Senior Software Engineer

Using an SQLite Database on Android Platform A Short FAQ

When developing an application with a SQLite database as persistent storage, it’s worth it (or necessary, in fact) to know some low-level details like: where the data is storedphysicallyand how we can determine if its structure is really the same as what we expect it to be. Being familiar with these things makes it easier and faster to develop, as well as find and fix bugs. I’ll try to explain some of the most frequently asked questions regarding SQLite databases.

Handling Database Structure Changes

In the previous article we wrote a simple Android app allowing the user to manage his ToDo list. He could add new tasks, mark them as done and delete them. That article showed how to create an SQLite DB in an automated way and how to do some simple CRUD operations on it.Let’s say that the first version of an application is released, we distribute it (i.e., it shows up in Google Play), people download and use it. After some time we decide to improve the app. Our goal is to add the ability to prioritize the tasks.

Using an SQLite Database on Android Platform – Introduction

According to the report of the International Data Corporation , Android operating system reached more than 80% market share during the 3rd quarter of 2013. Together with iOS, Android dominates in the mobile devices’ world.This made me think that it may be worth writing a few words about how to create mobile applications for these two mobile platforms. But not the kind of “hello world” applications – there are plenty of tutorials about that. I’d like to focus on the use of local

Designing a Database: Should a Primary Key Be Natural or Surrogate?

Suppose we design a database. We’ve created some tables, each one has a few columns. Now we need to choose columns to be primary keys (PK) and make references between tables. And here some inexperienced designers face the dilemma – should a primary key be natural or surrogate?There’s one and only one answer to that question:it depends. If anyone ever tried to convince you that you should have only natural keys or only surrogate keys, just smile :)

Good news: we now support views

Today we are happy to announce that Vertabelo has a new feature we’ve been working on for some time –views. Now you can easily add them to the diagram, change their definition and other properties and have them generated in your SQL scripts.Quick overview of viewsLet’s take a look at how simple it is to create a new view in our editor.Our goal is to make a view which joins three tables as follows:

Vertabelo in Dublin: PGConf EU 2013

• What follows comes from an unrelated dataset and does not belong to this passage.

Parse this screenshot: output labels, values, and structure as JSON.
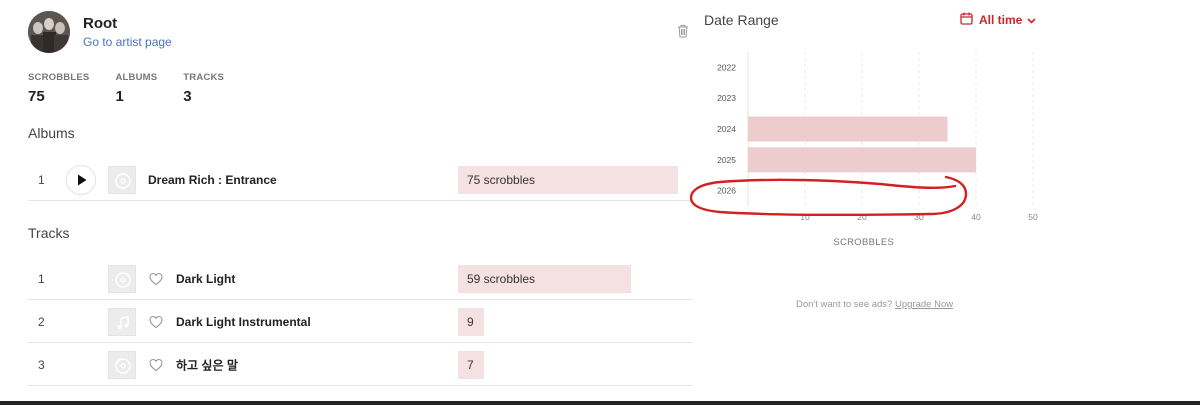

As those following our Twitter feed know, last week we were in Dublin, Ireland at the PostgreSQL Conference Europe 2013 as a Silver Sponsor. Since this conference and the host country were new to me, I thought I’d share some quick reflections on the experience.The conferenceAll of us on the Vertabelo Team are intimately involved with databases. Not only do we routinely design and use databases, we even built a tool to create database models. We know all of the good and bad practices (AKA patterns and antipatterns) used in database model design. We speak fluent SQL (some may say even better than we speak English!). Given our profound relationship with databases, we had quite high expectations for the PGConf EU.